While the elements are globally dispersed, they aren’t easily extracted. Most processing plants that refine the ore to obtain the elements are presently found in one country – China, which has decreased production and export during the past decade. For continued industrial production, innovation in electrified transportation, and general national security, we need a reliable, domestic supply of rare earth elements.

USA Rare Earth LLC is one company trying to make that happen. The company already controls and operates the Round Top Heavy Rare Earth, Lithium, and Critical Minerals Project in Hudspeth County, Texas. USA Rare Earth plans to invest more than $100 million to develop a manufacturing facility in Stillwater, Oklahoma, to convert rare earth oxides into metals, sintered neodymium magnets, and other specialty materials. In 2020, the company acquired the only sintered neo-magnet manufacturing equipment in the western hemisphere. It plans to have the necessary operating permits for metal, flake, and magnet operations by the end of 2022, with initial production starting in 2023.

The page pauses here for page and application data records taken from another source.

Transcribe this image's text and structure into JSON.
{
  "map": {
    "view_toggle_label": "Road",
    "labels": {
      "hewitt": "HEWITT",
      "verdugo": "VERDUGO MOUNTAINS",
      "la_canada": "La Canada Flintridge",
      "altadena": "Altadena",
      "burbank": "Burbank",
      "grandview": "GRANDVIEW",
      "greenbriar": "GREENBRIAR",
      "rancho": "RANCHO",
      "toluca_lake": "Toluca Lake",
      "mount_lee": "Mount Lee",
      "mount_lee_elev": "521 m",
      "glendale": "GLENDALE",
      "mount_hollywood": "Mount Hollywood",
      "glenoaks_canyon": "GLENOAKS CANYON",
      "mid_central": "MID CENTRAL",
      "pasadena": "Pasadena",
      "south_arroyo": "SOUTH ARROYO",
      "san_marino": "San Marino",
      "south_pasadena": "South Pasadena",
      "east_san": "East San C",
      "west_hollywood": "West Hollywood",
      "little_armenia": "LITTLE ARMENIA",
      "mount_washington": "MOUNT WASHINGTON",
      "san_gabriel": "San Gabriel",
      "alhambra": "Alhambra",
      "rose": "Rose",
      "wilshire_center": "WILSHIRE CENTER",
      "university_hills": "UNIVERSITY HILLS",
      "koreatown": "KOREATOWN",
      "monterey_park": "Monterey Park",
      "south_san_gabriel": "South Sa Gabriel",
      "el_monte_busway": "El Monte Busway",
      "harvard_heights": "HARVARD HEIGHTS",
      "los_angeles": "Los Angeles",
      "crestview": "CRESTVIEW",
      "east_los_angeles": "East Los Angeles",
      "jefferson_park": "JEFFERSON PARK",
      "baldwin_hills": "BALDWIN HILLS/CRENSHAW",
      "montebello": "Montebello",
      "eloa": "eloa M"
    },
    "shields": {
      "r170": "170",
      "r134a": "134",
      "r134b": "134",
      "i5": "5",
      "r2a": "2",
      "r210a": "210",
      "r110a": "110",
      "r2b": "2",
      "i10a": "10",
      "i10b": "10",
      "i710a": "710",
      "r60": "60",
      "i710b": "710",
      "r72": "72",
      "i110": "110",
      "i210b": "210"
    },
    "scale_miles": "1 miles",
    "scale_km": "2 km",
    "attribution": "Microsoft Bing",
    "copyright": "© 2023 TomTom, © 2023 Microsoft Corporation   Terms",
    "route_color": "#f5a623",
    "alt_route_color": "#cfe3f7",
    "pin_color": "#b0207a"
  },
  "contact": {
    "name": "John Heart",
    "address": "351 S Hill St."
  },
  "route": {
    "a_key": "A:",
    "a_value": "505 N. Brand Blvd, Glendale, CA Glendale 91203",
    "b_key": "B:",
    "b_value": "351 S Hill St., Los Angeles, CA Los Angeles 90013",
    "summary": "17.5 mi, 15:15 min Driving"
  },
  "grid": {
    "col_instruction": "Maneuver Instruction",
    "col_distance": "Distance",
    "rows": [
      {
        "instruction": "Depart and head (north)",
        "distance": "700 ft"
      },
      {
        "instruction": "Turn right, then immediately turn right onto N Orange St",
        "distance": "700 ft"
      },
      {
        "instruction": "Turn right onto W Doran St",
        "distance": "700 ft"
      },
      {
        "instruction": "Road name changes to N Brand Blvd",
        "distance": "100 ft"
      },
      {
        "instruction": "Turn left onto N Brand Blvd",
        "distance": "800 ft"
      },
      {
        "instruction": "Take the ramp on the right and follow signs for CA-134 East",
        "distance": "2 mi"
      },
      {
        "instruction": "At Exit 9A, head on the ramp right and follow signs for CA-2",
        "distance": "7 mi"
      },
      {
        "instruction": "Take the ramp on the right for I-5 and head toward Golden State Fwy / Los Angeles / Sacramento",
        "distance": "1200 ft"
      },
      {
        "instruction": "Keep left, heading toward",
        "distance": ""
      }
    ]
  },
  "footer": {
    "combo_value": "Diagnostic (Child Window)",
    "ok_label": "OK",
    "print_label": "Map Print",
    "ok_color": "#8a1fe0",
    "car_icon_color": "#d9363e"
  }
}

Thayer Smith, president of USA Rare Earth, says, “Our goal with this project is to advance U.S. manufacturing capacity by establishing the first vertically integrated domestic supply chain for rare earth elements, and we are excited to be working in Oklahoma.”

Why Oklahoma?

Brent Kisling, executive director, Oklahoma Department of Commerce, told Aerospace Manufacturing and Design the state’s cost of doing business is among the lowest in the nation. “Utility prices are the least expensive in the U.S., due in part to the abundance of natural gas and other resources,” Kisling says.

“Oklahoma State University is also in Stillwater, so the company will have a pipeline of students to hire, and the potential for research partnerships,” he adds.

REEs are a focus for many of Oklahoma’s economic drivers, including aerospace, automotive, and advanced manufacturing industries.

“We’ve worked closely with a number of large manufacturers looking to make batteries for the electric vehicle (EV) industry, and for them to be able to purchase REEs closer to home is very important,” Kisling notes. “Even though you don’t think of refining metals as part of the EV supply chain, it has become such.”

If successful, USA Rare Earth stands to become a major domestic supplier of the critical raw materials needed for EVs, green energy, defense, and other industries. Let’s hope it’s not the only one. – Eric